The Mighty Launches Its First Condition Guide
Before I joined The Mighty, I worked for a large digital health publisher overseeing the site’s Crohn’s disease content. I edited hundreds of articles about Crohn’s and inflammatory bowel disease (IBD).
I thought I knew everything there was to know about Crohn’s, but there was one thing I didn’t know — that I had it.
I was diagnosed with Crohn’s disease three months after leaving that job. When I saw my new gastroenterologist to discuss my treatment plan, we spoke about the disease like colleagues.
“Corticosteroids,” I told him. “That’s the first line of defense, so I’m guessing we’ll start there.”
He smiled, nodded and asked, “You know so much about Crohn’s, how could you not know you have it?”
That question bothered me for years. The answer, however, is quite simple.
Crohn’s is defined as a disease that has periods of remission. The disease flares or is quiet. I’d felt sick since my teens with various bouts of bleeding, consistent pain and digestive issues. Until the big flare that landed me in the emergency room, there were very few fluctuations. Even now, when I am technically in remission, I still have digestive pain.
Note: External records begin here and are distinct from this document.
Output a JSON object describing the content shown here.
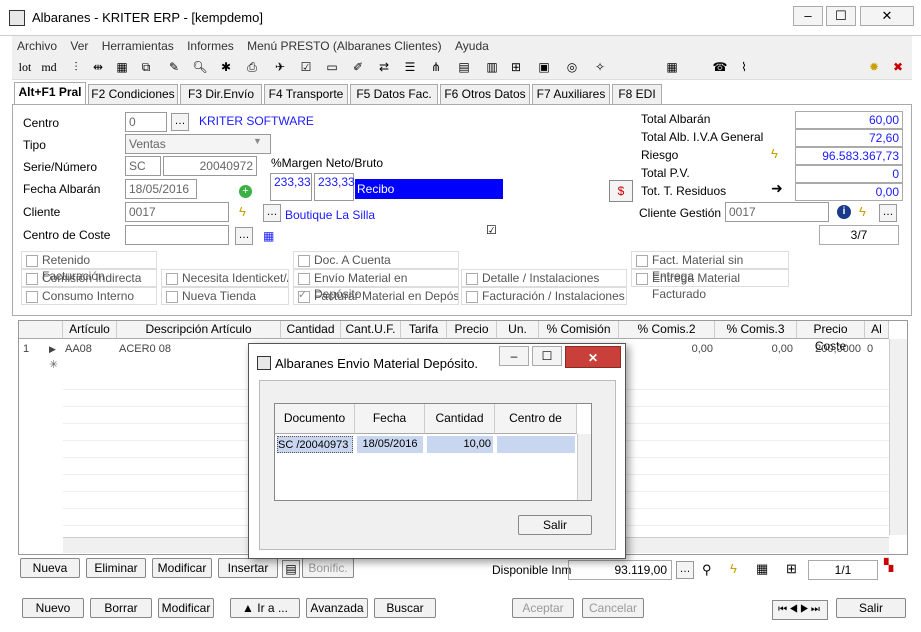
{
  "window": {
    "title": "Albaranes - KRITER ERP -  [kempdemo]"
  },
  "menu": [
    "Archivo",
    "Ver",
    "Herramientas",
    "Informes",
    "Menú PRESTO (Albaranes Clientes)",
    "Ayuda"
  ],
  "toolbar": {
    "lot": "lot",
    "md": "md"
  },
  "tabs": [
    "Alt+F1 Pral",
    "F2 Condiciones",
    "F3 Dir.Envío",
    "F4 Transporte",
    "F5 Datos Fac.",
    "F6 Otros Datos",
    "F7 Auxiliares",
    "F8 EDI"
  ],
  "form": {
    "centro_label": "Centro",
    "centro_value": "0",
    "centro_name": "KRITER SOFTWARE",
    "tipo_label": "Tipo",
    "tipo_value": "Ventas",
    "serie_label": "Serie/Número",
    "serie_value": "SC",
    "numero_value": "20040972",
    "fecha_label": "Fecha Albarán",
    "fecha_value": "18/05/2016",
    "cliente_label": "Cliente",
    "cliente_value": "0017",
    "cliente_name": "Boutique La Silla",
    "centro_coste_label": "Centro de Coste",
    "margen_label": "%Margen Neto/Bruto",
    "margen_neto": "233,33",
    "margen_bruto": "233,33",
    "recibo": "Recibo",
    "total_albaran_label": "Total Albarán",
    "total_albaran": "60,00",
    "total_iva_label": "Total Alb. I.V.A General",
    "total_iva": "72,60",
    "riesgo_label": "Riesgo",
    "riesgo": "96.583.367,73",
    "total_pv_label": "Total P.V.",
    "total_pv": "0",
    "tot_residuos_label": "Tot. T. Residuos",
    "tot_residuos": "0,00",
    "cliente_gestion_label": "Cliente Gestión",
    "cliente_gestion": "0017",
    "page": "3/7"
  },
  "checks": [
    {
      "label": "Retenido Facturación",
      "checked": false
    },
    {
      "label": "Doc. A Cuenta",
      "checked": false
    },
    {
      "label": "Fact. Material sin Entrega",
      "checked": false
    },
    {
      "label": "Comisión Indirecta",
      "checked": false
    },
    {
      "label": "Necesita Identicket/A",
      "checked": false
    },
    {
      "label": "Envío Material en Depósito",
      "checked": false
    },
    {
      "label": "Detalle / Instalaciones",
      "checked": false
    },
    {
      "label": "Entrega Material Facturado",
      "checked": false
    },
    {
      "label": "Consumo Interno",
      "checked": false
    },
    {
      "label": "Nueva Tienda",
      "checked": false
    },
    {
      "label": "Facturar Material en Depósito",
      "checked": true
    },
    {
      "label": "Facturación / Instalaciones",
      "checked": false
    }
  ],
  "grid": {
    "headers": [
      "Artículo",
      "Descripción Artículo",
      "Cantidad",
      "Cant.U.F.",
      "Tarifa",
      "Precio",
      "Un.",
      "% Comisión",
      "% Comis.2",
      "% Comis.3",
      "Precio Coste",
      "Al"
    ],
    "row": {
      "num": "1",
      "articulo": "AA08",
      "descripcion": "ACER0 08",
      "comis2": "0,00",
      "comis3": "0,00",
      "precio_coste": "200,0000",
      "al": "0"
    }
  },
  "buttons1": {
    "nueva": "Nueva",
    "eliminar": "Eliminar",
    "modificar": "Modificar",
    "insertar": "Insertar",
    "bonific": "Bonific.",
    "disponible_label": "Disponible Inm",
    "disponible": "93.119,00",
    "page": "1/1"
  },
  "buttons2": {
    "nuevo": "Nuevo",
    "borrar": "Borrar",
    "modificar": "Modificar",
    "ira": "Ir a ...",
    "avanzada": "Avanzada",
    "buscar": "Buscar",
    "aceptar": "Aceptar",
    "cancelar": "Cancelar",
    "salir": "Salir"
  },
  "dialog": {
    "title": "Albaranes Envio Material Depósito.",
    "headers": [
      "Documento",
      "Fecha",
      "Cantidad",
      "Centro de Coste"
    ],
    "row": {
      "documento": "SC /20040973",
      "fecha": "18/05/2016",
      "cantidad": "10,00",
      "centro": ""
    },
    "salir": "Salir"
  },
  "colors": {
    "accent": "#1a1aff",
    "recibo_bg": "#0000ff"
  }
}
This distinction may seem nuanced, but I’ve never seen it mentioned anywhere. At least, not in the articles I’ve edited. When I spoke to the people with IBD I’ve met in my career as a journalist, I asked them if the disease is as black-and-white as is painted — disease or remission. Every single person I asked said they’ve yet to return to how they felt before their diagnosis. That remission is murky.
Approximately 72 percent of internet users say they’ve searched the web for health content. Most of these searches are to learn about a condition they or someone else have.
There are a lot of authoritative health websites with great information you can trust, but they are all missing one key thing: the patient experience.
The Mighty has elevated the voices of those living with illness and disability since its conception five years ago. While personal stories are integral to our understanding of disease and disability, they do not replace the expertise of medical professionals nor can they compete with all of the encyclopedic health information available online.
That’s why The Mighty is launching a new initiative that makes health more about people — information that combines the expertise of both the medical and patient community. The Mighty’s Condition Guides feature the perspectives of all different types of experts — from researchers whose work focuses on understanding the disease, health care professionals who’ve dedicated their lives to treating the condition, and those living with it. To promote accuracy, each guide has also been medically reviewed.
Our first guide is for a condition important to The Mighty community: fibromyalgia. We have more guides on the way (Ehlers-Danlos syndrome, borderline personality disorder, endometriosis, multiple sclerosis are next up) — and hope to eventually have a comprehensive resource for every condition out there.
For our first guide, we surveyed 13,997 people diagnosed with fibromyalgia about their symptoms and experiences. Our questions covered topics such as: how many years it took to get diagnosed, whether the condition affects the ability to work and treatments people have tried as well as which they found most successful. We also asked people living with the condition what’s missing from other content out there to best address the community’s needs. We worked with patient advocates, nonprofits and peer-reviewed research to select medical experts to interview. The guides are living documents. That means new research and data will be added when relevant, so be sure to check back for updates.
While the guides are focused on evidence-based medicine, they also discuss natural remedies and other therapies those surveyed say they use in their care. And because chronic illness and mental health issues often go hand in hand, we also talk about coping with your diagnosis.
We hope these guides will help you and your loved ones on your health journeys. There are many barriers to accessing care. There shouldn’t be barriers to quality information.
If you are a health journalist, patient advocate or medical professional who would like to use our content or research, we’re happy to collaborate. Send an email with your request to firstname.lastname@example.org.